Items from an interface collection
★ ★ ★ ★ ★ ★ ★

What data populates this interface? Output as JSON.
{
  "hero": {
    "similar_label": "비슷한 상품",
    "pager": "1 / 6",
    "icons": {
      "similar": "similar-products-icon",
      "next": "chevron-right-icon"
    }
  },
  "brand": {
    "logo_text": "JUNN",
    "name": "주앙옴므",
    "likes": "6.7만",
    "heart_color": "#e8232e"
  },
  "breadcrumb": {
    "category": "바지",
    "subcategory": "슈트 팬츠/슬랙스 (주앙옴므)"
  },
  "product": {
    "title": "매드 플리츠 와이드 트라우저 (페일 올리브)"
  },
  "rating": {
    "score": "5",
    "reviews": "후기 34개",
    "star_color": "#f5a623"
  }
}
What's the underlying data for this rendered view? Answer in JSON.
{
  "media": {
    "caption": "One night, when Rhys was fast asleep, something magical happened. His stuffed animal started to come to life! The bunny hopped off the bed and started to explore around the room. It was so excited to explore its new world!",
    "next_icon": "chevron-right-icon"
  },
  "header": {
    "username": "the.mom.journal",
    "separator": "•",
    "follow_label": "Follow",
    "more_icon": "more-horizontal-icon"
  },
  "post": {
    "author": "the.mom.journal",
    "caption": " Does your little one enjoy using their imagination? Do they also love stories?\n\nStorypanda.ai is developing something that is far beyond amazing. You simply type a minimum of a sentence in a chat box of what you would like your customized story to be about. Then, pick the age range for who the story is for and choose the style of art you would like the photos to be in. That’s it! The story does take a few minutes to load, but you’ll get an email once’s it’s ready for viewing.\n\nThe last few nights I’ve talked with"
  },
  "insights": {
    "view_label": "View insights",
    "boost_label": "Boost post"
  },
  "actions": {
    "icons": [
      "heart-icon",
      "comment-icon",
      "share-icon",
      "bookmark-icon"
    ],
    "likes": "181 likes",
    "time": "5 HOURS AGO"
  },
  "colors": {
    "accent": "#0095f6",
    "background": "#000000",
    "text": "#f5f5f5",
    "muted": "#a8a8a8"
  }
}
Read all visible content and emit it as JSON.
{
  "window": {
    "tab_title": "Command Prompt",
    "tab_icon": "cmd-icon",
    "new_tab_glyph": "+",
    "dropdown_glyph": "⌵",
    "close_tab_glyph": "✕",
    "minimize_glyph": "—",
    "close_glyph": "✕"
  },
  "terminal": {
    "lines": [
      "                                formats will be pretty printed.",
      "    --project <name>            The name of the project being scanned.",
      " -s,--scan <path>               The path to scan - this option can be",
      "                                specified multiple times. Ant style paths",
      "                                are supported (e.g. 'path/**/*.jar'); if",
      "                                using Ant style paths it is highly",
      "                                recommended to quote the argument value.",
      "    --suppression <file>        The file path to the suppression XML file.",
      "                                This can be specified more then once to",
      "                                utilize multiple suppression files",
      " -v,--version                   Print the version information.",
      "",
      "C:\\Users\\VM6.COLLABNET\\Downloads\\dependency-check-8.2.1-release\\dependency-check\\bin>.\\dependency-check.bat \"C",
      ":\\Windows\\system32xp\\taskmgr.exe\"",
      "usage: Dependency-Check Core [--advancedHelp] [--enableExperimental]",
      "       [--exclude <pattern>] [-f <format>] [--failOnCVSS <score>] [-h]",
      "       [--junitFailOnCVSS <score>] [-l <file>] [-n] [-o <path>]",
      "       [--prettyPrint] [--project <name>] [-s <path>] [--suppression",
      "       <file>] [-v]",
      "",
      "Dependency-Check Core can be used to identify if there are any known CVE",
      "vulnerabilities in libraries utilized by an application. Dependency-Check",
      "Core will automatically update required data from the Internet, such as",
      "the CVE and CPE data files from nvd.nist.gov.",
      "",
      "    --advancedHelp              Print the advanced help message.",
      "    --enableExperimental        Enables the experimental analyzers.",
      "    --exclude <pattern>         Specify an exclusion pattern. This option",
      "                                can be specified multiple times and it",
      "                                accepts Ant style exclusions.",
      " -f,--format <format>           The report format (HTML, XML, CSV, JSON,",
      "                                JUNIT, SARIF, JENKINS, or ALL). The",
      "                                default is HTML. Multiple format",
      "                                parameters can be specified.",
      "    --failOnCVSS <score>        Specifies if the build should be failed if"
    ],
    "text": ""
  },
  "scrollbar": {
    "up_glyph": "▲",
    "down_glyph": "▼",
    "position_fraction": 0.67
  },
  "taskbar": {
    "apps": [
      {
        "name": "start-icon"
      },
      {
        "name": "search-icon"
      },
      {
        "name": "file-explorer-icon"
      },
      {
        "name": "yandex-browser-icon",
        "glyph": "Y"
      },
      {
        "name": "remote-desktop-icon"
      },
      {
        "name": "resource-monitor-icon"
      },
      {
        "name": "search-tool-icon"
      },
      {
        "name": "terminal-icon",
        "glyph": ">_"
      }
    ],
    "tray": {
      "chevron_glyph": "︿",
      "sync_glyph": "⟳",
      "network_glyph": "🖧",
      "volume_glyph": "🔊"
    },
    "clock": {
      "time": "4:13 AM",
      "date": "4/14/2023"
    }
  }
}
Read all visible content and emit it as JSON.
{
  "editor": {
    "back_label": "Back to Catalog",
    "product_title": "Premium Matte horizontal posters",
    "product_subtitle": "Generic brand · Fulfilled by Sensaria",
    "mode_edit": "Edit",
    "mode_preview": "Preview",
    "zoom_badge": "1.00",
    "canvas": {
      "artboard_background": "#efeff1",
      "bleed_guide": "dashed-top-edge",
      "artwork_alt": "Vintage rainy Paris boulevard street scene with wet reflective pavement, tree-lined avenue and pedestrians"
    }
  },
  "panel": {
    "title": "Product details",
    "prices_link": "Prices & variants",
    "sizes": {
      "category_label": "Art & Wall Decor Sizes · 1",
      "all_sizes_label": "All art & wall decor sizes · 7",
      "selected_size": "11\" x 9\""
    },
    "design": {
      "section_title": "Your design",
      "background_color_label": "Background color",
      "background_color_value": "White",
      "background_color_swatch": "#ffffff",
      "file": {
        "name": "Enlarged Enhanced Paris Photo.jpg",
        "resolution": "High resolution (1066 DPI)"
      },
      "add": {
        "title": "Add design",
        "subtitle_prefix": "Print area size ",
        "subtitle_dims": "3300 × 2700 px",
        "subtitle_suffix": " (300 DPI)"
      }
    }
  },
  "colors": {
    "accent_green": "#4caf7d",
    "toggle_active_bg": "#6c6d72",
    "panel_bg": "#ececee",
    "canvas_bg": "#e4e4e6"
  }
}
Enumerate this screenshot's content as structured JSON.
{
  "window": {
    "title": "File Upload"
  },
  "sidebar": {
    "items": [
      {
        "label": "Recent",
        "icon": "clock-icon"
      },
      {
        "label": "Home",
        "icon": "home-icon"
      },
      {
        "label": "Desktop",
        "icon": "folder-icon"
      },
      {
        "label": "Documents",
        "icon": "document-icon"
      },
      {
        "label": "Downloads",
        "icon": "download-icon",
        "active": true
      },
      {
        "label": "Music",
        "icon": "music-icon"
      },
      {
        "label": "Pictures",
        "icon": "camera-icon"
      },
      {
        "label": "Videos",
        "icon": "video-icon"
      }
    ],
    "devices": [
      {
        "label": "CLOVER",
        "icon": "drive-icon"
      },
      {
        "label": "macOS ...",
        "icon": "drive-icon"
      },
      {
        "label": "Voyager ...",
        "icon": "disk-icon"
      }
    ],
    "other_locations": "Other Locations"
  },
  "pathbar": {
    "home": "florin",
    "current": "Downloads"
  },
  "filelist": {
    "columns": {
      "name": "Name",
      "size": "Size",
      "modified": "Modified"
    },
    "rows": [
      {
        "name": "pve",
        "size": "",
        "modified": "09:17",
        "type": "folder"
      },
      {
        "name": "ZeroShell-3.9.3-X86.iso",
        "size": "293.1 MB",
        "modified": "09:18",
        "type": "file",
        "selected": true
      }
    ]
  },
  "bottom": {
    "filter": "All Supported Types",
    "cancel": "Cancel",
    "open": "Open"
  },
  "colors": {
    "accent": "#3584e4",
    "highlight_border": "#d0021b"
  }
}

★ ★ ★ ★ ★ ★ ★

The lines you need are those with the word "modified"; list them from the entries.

### WRITTEN ANSWER
      "modified": "Modified"
        "modified": "09:17",
        "modified": "09:18",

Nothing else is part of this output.